▶ [About this exercise] Below are records that must be duplicated exactly.

▶ [Dataset entries]
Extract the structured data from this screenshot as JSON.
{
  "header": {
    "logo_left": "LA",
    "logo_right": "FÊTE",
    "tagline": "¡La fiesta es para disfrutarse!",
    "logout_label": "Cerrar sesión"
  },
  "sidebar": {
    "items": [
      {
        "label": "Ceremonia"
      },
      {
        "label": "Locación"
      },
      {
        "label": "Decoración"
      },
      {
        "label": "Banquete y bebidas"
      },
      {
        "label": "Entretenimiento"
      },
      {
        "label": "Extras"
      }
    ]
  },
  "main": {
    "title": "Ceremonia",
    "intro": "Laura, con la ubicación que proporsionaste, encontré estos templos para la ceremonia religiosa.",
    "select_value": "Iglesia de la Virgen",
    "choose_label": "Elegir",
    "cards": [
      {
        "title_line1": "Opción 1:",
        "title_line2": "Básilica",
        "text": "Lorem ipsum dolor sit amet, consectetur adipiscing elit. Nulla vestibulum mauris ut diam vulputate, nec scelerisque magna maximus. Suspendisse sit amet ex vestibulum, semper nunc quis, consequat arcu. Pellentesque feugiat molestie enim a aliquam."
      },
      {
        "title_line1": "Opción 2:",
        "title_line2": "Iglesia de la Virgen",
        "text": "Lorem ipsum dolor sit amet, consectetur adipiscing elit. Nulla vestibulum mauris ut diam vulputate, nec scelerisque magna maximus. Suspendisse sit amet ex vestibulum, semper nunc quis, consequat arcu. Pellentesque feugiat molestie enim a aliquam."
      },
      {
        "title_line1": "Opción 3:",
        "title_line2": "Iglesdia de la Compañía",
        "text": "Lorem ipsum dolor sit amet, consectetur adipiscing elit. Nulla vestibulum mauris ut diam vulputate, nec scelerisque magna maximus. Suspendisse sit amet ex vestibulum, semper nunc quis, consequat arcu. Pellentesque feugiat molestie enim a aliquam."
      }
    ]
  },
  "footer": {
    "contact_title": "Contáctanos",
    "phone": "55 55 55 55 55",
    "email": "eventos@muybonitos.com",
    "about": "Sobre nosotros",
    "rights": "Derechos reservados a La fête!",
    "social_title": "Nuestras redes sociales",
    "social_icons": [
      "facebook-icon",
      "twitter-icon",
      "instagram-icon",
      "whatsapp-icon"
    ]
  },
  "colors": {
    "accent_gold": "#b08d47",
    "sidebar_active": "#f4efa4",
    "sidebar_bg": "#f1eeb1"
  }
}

▶ [Finished task]
Extract the structured data from this screenshot as JSON.
{
  "header": {
    "logo_left": "LA",
    "logo_right": "FÊTE",
    "tagline": "¡La fiesta es para disfrutarse!",
    "logout_label": "Cerrar sesión"
  },
  "sidebar": {
    "items": [
      {
        "label": "Ceremonia"
      },
      {
        "label": "Locación"
      },
      {
        "label": "Decoración"
      },
      {
        "label": "Banquete y bebidas"
      },
      {
        "label": "Entretenimiento"
      },
      {
        "label": "Extras"
      }
    ]
  },
  "main": {
    "title": "Ceremonia",
    "intro": "Laura, con la ubicación que proporsionaste, encontré estos templos para la ceremonia religiosa.",
    "select_value": "Iglesia de la Virgen",
    "choose_label": "Elegir",
    "cards": [
      {
        "title_line1": "Opción 1:",
        "title_line2": "Básilica",
        "text": "Lorem ipsum dolor sit amet, consectetur adipiscing elit. Nulla vestibulum mauris ut diam vulputate, nec scelerisque magna maximus. Suspendisse sit amet ex vestibulum, semper nunc quis, consequat arcu. Pellentesque feugiat molestie enim a aliquam."
      },
      {
        "title_line1": "Opción 2:",
        "title_line2": "Iglesia de la Virgen",
        "text": "Lorem ipsum dolor sit amet, consectetur adipiscing elit. Nulla vestibulum mauris ut diam vulputate, nec scelerisque magna maximus. Suspendisse sit amet ex vestibulum, semper nunc quis, consequat arcu. Pellentesque feugiat molestie enim a aliquam."
      },
      {
        "title_line1": "Opción 3:",
        "title_line2": "Iglesdia de la Compañía",
        "text": "Lorem ipsum dolor sit amet, consectetur adipiscing elit. Nulla vestibulum mauris ut diam vulputate, nec scelerisque magna maximus. Suspendisse sit amet ex vestibulum, semper nunc quis, consequat arcu. Pellentesque feugiat molestie enim a aliquam."
      }
    ]
  },
  "footer": {
    "contact_title": "Contáctanos",
    "phone": "55 55 55 55 55",
    "email": "eventos@muybonitos.com",
    "about": "Sobre nosotros",
    "rights": "Derechos reservados a La fête!",
    "social_title": "Nuestras redes sociales",
    "social_icons": [
      "facebook-icon",
      "twitter-icon",
      "instagram-icon",
      "whatsapp-icon"
    ]
  },
  "colors": {
    "accent_gold": "#b08d47",
    "sidebar_active": "#f4efa4",
    "sidebar_bg": "#f1eeb1"
  }
}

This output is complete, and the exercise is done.